Cut the skin to between 5 – 6 inches, making sure you can fold it over and have it go below the holes on the pipe. Then, poke a little hole or draw a mark with a sharpie if your skin is not too wet to notate where the holes are. Take the skin and drill holes where marked.
Step 4) Stop whining and start twining!
Cut a long piece of string (approximately 6 lengths of a ruler). On one end, tape a square out of duct tape. On the other end, put a small piece of tape around the string itself to make it easier to go through the holes. Pick a hole and pull the string through, taping the square below the hole.

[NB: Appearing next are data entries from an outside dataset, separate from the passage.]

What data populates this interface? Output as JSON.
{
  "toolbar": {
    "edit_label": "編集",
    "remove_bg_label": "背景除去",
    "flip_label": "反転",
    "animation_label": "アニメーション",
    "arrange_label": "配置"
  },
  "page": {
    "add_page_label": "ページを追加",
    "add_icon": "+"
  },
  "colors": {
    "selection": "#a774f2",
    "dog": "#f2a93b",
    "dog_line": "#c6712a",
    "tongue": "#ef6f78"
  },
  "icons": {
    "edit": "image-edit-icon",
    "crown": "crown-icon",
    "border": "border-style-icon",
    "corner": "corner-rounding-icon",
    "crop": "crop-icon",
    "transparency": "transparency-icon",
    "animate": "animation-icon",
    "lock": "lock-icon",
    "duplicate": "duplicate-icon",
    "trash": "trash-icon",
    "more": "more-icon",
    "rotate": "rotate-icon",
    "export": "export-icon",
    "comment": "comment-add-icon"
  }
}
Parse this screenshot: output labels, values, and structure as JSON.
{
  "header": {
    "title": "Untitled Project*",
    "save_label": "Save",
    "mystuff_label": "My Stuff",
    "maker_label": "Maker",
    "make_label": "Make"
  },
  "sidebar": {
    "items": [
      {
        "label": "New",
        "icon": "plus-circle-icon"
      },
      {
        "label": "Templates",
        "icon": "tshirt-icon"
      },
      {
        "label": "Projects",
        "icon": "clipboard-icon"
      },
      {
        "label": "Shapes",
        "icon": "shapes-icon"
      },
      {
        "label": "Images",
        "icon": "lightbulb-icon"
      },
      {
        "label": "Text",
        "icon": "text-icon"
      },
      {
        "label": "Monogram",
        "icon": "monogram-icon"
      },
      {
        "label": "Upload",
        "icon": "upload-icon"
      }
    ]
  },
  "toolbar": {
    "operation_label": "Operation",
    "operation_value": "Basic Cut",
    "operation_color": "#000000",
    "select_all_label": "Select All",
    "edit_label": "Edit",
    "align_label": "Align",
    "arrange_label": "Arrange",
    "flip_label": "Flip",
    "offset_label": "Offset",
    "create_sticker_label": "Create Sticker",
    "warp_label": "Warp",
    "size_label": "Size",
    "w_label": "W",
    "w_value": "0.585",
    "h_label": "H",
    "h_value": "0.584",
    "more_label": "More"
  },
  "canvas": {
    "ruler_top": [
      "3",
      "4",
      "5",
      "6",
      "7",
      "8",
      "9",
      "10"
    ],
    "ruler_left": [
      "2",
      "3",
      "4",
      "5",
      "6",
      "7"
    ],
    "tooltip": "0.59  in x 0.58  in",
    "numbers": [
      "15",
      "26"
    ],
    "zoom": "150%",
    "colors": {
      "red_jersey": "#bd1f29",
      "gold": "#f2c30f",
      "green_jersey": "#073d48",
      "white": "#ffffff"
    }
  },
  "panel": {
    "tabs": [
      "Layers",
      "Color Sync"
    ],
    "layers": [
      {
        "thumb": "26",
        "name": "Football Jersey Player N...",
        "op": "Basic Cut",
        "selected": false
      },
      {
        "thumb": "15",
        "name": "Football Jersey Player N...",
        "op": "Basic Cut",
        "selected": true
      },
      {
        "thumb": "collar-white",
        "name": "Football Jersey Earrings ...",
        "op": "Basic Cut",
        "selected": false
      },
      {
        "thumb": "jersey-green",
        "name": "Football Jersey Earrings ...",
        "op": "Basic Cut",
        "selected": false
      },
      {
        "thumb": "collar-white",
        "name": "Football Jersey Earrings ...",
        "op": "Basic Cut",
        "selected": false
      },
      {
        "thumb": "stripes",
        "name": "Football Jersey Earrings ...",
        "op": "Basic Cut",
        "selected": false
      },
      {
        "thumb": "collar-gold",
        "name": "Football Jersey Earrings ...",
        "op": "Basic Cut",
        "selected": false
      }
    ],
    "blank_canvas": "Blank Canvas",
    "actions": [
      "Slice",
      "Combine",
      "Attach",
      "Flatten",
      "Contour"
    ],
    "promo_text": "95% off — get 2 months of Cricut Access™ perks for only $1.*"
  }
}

Put your drum upside down on the skin and pull the twine through a hole, making sure the smoothest side of the skin is on the table. Now, put the twine from the smooth side through the next hole, and into the drum. Then, out the next hole and down through the skin hole, etc. No need to pull it taunt yet! Once you’ve made it all the way around once, the top will look like this:
Simply continue the pattern around once again and it will now look like this:
Step 5) The big finish!
Put your hand inside the drum and find the square of duct tape where you started. Find the first time your twine showed on the inside, and pull it taunt. Skip the next inside loop, and pull the next one taunt. You are pulling every second loop until you get to the string that is dangling down from the inside! Now, find your start inside again. Pull the loop, then pull the very next loop but from the outside of the drum, alternating until the loose string.
Your drum head should be fitting nicely! Remember, we had to soak the skins to make them pliable – as they dry they will shrink onto the drumhead giving you a tight fit and a great sound.
Take the loose duct taped end of the twine and put it up and through each of the inside loops, creating a spider web look:
Once you’ve made it all the way around, pull the string as tight as you can and simply cut any extra and duct tape the end inside!
Guess what? You are done!! Let your skin dry and enjoy!
Hope this helps someone out there – be sure to let me know if you find a better way to do any of the steps, or material that you prefer!